“This is the first classic-car fund that’s purely for financial returns, rather than passion,” said Nick Lancaster, a director of the Guernsey-registered fund that began canvassing investors on January 2. “We’re looking for a straightforward in- and-out return on our assets.”
Exceptional sports cars are fetching record prices, encouraging wealthy individuals to buy or sell physical objects while they assess the performance of financial markets, said dealers. Still, some are watching to see if a car fund can avoid the pitfalls of other investment groups such as those that invest in art, wine and whisky, not all of which have succeeded.

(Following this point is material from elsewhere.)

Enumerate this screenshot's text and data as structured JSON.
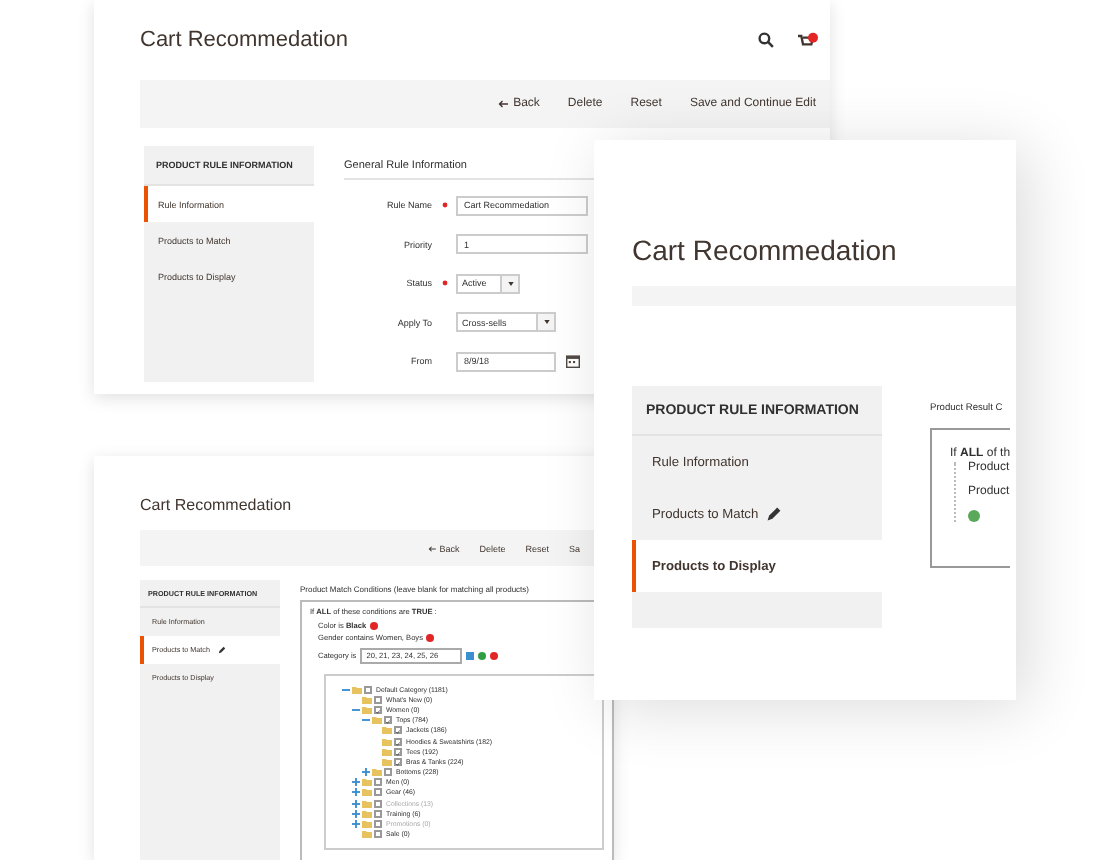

The Hagerty’s Cars That Matter “Blue Chip” Index, based on the values of the 25 most collectable postwar vehicles, has increased 67 per cent from September 2006 to the end of 2010, according to the index’s compiler, auto appraiser David Kinney of Great Falls, Virginia. Over the same period, the Standard & Poor’s 500 Index fell 5.9 per cent.
IGA enters the market at a time when buyers of collectors’ vehicles have become more selective. The Historic Automobile Group International (HAGI) Top 50 index of exceptional classic- car prices was up 6.6 per cent in 2010, lower than its average annual growth of more than 12 per cent from 2003 to 2008.
“This is an indicator that the market for rare cars has cooled off somewhat after a decade of sustained growth,” Dietrich Hatlapa, founder and managing director of the London- based research company said in an e-mail.
The IGA fund, chaired by the UK-based classic car collector and racer Ray Bellm, will be a closed-end partnership planned for seven years from the first closing date, set for March or April.
Investors will be asked for a minimum commitment of $500,000, Lancaster, a former chief executive of the auto dealers H R Owen Plc, said in an interview.
During a three-year investment period, the fund will aim to acquire a collection of between 20 and 40 trophy marque vehicles with distinguished race or ownership histories.
The Ferrari 250 GTO, Aston Martin DB4 Zagato, Ford GT40, McLaren F1, Shelby Daytona Coupe and Porsche 917 are among the models identified in IGA’s promotional brochure as potential “acquisition targets”.
Last year, a Ferrari GTO — one of only 36 produced — sold privately for $26 million, double the 1960s Le Mans racer’s price in 2005, IGA said.
“We feel confident about this subsection because of its rarity value,” Lancaster said. “We’re looking for iconic cars with low series production that have been prepared for competition. These are in private collections and rarely come up for sale.”